Lord, for her part, would not rule out working with foreign allies on the nuclear program in some way, saying “We always talk with our partners and allies about collaboration. We have many umbrella vehicles, if you will, to do that, particularly with [National Technology and Industrial Base] countries — U.K., Canada, Australia. We have a little bit of an easy button there for working back and forth with technical information.”
As complicated as the A&S domestic effort may be, the idea of developing a mobile reactor for use abroad will likely be significantly more complex — and not just from a technological perspective.
Lyman believes that the department’s past efforts have “consistently underestimated”the “spectrum of mission risks posed by these microreactors," mostly around the technical challenges of keeping the radioactive fuel safe and operational in battlefield conditions.
“Fielding these reactors without commanders fully understanding the radiological consequences and developing robust response plans to cope with the aftermath could prove to be a disastrous miscalculation,” warned Lyman.
Security would remain a major factor as well, with the risk of nuclear material from a reactor falling into the hands of terrorist groups needing to be accounted for. While the nuclear material likely to be used in these reactors is “highly impractical” for a pure nuclear weapon, Lyman warned that an enemy could still seek the material and use it in some form of dirty bomb scenario which could deny American forces access to a specific area; additionally, security protocols would need to be put in place to deal with the transfer of the reactors.

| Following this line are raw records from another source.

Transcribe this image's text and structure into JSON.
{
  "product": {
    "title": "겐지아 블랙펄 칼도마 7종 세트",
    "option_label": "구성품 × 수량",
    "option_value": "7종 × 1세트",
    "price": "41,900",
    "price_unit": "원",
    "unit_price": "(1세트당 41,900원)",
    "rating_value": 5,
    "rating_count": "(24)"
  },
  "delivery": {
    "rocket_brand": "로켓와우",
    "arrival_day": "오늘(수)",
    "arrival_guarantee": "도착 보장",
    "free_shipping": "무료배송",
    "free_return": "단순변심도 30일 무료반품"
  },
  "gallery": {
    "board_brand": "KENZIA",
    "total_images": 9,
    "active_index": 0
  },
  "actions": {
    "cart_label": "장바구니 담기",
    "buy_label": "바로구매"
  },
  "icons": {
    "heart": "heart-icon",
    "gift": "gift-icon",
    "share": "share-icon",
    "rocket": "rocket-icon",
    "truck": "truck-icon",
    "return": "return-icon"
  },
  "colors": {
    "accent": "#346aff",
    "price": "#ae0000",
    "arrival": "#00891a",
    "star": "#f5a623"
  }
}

However, Marc Nichol, NEI’s Senior Director of New Reactors, believes the refueling process should be fairly simple, with the non-mobile reactors sought by A&S likely having a 10 year lifespan in between refueling needs and the mobile reactors brought back whole to the U.S. when they need a refresher.
“The idea is these would be refueled back in the United States at a centralized facility designed and equipped to do this work. No one is envisioning that these would be refueled in the field,” Nichol said. "Because they would be in a specialized facility here in the United States, there would be safety and security protocols in place for that. We have a lot of experience handling used fuel for our commercial reactors.”
Finally, there may be political challenges involved in deploying such systems. Some partner nations may balk at the idea of hosting a nuclear reactor, no matter how small. For instance, it is easy to picture the U.S. seeking to put a system for potential deployment, or as a power backup on a local base, in Japan, a key location for America’s force posture to counter China; such a move would likely be met with strong hostility, if not from politicians than from local protesters.
“I think most of these issues — including who would have regulatory authority and where liability would reside — have yet to be resolved,” said Lyman." And even if the legal pathway were clear, there could be significant public opposition in certain host countries to deployment of these reactors if solely under U.S. authority."
Costs, meanwhile, should not be a major factor for a while, as the dollar value associated with both the early design contracts and a potential prototype should be fairly small. NEI estimates the program needs around $140m in FY21 funds to keep everything rolling smoothly. In addition, Nichol said, DoD should begin to prepare the Army to take over the project once SCO hands it off; NEI believes $12m in FY21 funds should cover those early needs.